So, now the big question, were we entertained? Yes, we were. Zombieland: Double Tap was a light enjoyable film that did not require anyone to actually think to much. Solid performances from Stone and Harrelson helped propel this project to something that almost anyone would enjoy. Do not pick this film if you expect it to be as good as the first one (it was not), but only if you want to kill a few hours, have a few laughs and actually turn off the brain. 

Our score: 6/10

If you are interested in watching anything from some of the main actors, please consider the following recommendations:

Woody Harrelson                      Cheers, War for the Planet of the Apes, Three Billboard Outside Ebbing, Missouri, The Hunger Games (Franchise), True Detective, Now You See Me, Zombieland, Defendor, Kingpin, Money Train.

Jesse Eisenberg                         Zombieland, Justice League, Batman v Superman, The Social Network, 

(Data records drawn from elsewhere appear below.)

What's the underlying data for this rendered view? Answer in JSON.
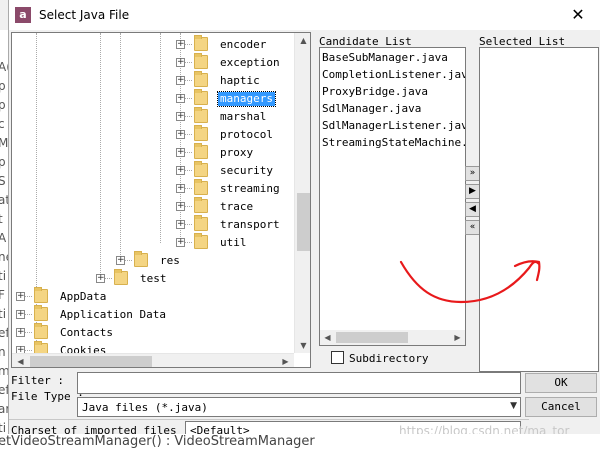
{
  "background": {
    "left_fragments": [
      "A(",
      "p",
      "p",
      "c",
      "M",
      "p",
      "S",
      "at",
      "t",
      "A",
      "ne",
      "ti",
      "F",
      "ti",
      "ef",
      "n",
      "m",
      "ef",
      "ar",
      "ti"
    ],
    "bottom_line": "etVideoStreamManager() : VideoStreamManager"
  },
  "window": {
    "title": "Select Java File",
    "app_icon_text": "a",
    "close_glyph": "✕"
  },
  "tree": {
    "items": [
      {
        "label": "encoder",
        "selected": false
      },
      {
        "label": "exception",
        "selected": false
      },
      {
        "label": "haptic",
        "selected": false
      },
      {
        "label": "managers",
        "selected": true
      },
      {
        "label": "marshal",
        "selected": false
      },
      {
        "label": "protocol",
        "selected": false
      },
      {
        "label": "proxy",
        "selected": false
      },
      {
        "label": "security",
        "selected": false
      },
      {
        "label": "streaming",
        "selected": false
      },
      {
        "label": "trace",
        "selected": false
      },
      {
        "label": "transport",
        "selected": false
      },
      {
        "label": "util",
        "selected": false
      },
      {
        "label": "res",
        "selected": false
      },
      {
        "label": "test",
        "selected": false
      },
      {
        "label": "AppData",
        "selected": false
      },
      {
        "label": "Application Data",
        "selected": false
      },
      {
        "label": "Contacts",
        "selected": false
      },
      {
        "label": "Cookies",
        "selected": false
      }
    ],
    "expander_glyph": "+"
  },
  "candidate": {
    "label": "Candidate List",
    "items": [
      "BaseSubManager.java",
      "CompletionListener.java",
      "ProxyBridge.java",
      "SdlManager.java",
      "SdlManagerListener.java",
      "StreamingStateMachine.java"
    ]
  },
  "transfer": {
    "add_all": "»",
    "add": "▶",
    "remove": "◀",
    "remove_all": "«"
  },
  "selected_list": {
    "label": "Selected List"
  },
  "subdirectory": {
    "label": "Subdirectory",
    "checked": false
  },
  "form": {
    "filter_label": "Filter :",
    "filter_value": "",
    "filetype_label": "File Type :",
    "filetype_value": "Java files (*.java)",
    "charset_label": "Charset of imported files",
    "charset_value": "<Default>",
    "ok_label": "OK",
    "cancel_label": "Cancel"
  },
  "watermark": "https://blog.csdn.net/ma_tor",
  "colors": {
    "selection": "#3399ff",
    "annotation": "#e8191b",
    "folder": "#f4d583"
  }
}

Emma Stone                             Easy A, Zombieland, The Amazing Spiderman, Friends with Benefits, Superbad.

Abigail Breslin                           Zombieland, Enders Game, Definitely Maybe.

Zoey Deutch                             Before I fall, Dirty Grandpa

Rosario Dawson                        Jane the Virgin, Sin City: A Dame to Kill for, Seven Pounds, Sin City

Wishing everyone a great 2021 and till the next time!